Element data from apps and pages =
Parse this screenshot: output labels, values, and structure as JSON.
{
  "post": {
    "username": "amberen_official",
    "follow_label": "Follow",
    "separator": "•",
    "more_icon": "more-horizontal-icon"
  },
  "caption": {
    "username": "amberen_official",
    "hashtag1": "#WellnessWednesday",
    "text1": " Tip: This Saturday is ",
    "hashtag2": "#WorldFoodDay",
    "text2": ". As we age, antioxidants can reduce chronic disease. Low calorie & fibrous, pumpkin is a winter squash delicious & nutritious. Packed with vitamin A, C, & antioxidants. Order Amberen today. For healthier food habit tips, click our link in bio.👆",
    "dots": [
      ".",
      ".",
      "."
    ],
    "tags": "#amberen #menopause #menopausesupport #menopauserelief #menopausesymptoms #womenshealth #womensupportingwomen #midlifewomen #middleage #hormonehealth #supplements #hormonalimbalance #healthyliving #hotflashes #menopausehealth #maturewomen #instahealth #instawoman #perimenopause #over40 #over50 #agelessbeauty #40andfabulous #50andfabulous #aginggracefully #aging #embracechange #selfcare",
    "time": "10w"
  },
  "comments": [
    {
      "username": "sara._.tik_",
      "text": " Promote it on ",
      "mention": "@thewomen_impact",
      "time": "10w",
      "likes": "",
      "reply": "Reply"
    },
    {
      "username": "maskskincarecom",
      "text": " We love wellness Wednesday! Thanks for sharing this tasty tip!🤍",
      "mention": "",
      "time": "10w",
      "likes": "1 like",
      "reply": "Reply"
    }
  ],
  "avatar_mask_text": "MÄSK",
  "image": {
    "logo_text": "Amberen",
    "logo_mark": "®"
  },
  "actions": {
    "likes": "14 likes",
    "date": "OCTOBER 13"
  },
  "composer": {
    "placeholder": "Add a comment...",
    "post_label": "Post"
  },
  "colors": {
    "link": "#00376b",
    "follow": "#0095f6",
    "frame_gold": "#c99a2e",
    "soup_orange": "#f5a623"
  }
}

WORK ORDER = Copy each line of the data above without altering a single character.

SOLUTION TO THE PROBLEM =
Parse this screenshot: output labels, values, and structure as JSON.
{
  "post": {
    "username": "amberen_official",
    "follow_label": "Follow",
    "separator": "•",
    "more_icon": "more-horizontal-icon"
  },
  "caption": {
    "username": "amberen_official",
    "hashtag1": "#WellnessWednesday",
    "text1": " Tip: This Saturday is ",
    "hashtag2": "#WorldFoodDay",
    "text2": ". As we age, antioxidants can reduce chronic disease. Low calorie & fibrous, pumpkin is a winter squash delicious & nutritious. Packed with vitamin A, C, & antioxidants. Order Amberen today. For healthier food habit tips, click our link in bio.👆",
    "dots": [
      ".",
      ".",
      "."
    ],
    "tags": "#amberen #menopause #menopausesupport #menopauserelief #menopausesymptoms #womenshealth #womensupportingwomen #midlifewomen #middleage #hormonehealth #supplements #hormonalimbalance #healthyliving #hotflashes #menopausehealth #maturewomen #instahealth #instawoman #perimenopause #over40 #over50 #agelessbeauty #40andfabulous #50andfabulous #aginggracefully #aging #embracechange #selfcare",
    "time": "10w"
  },
  "comments": [
    {
      "username": "sara._.tik_",
      "text": " Promote it on ",
      "mention": "@thewomen_impact",
      "time": "10w",
      "likes": "",
      "reply": "Reply"
    },
    {
      "username": "maskskincarecom",
      "text": " We love wellness Wednesday! Thanks for sharing this tasty tip!🤍",
      "mention": "",
      "time": "10w",
      "likes": "1 like",
      "reply": "Reply"
    }
  ],
  "avatar_mask_text": "MÄSK",
  "image": {
    "logo_text": "Amberen",
    "logo_mark": "®"
  },
  "actions": {
    "likes": "14 likes",
    "date": "OCTOBER 13"
  },
  "composer": {
    "placeholder": "Add a comment...",
    "post_label": "Post"
  },
  "colors": {
    "link": "#00376b",
    "follow": "#0095f6",
    "frame_gold": "#c99a2e",
    "soup_orange": "#f5a623"
  }
}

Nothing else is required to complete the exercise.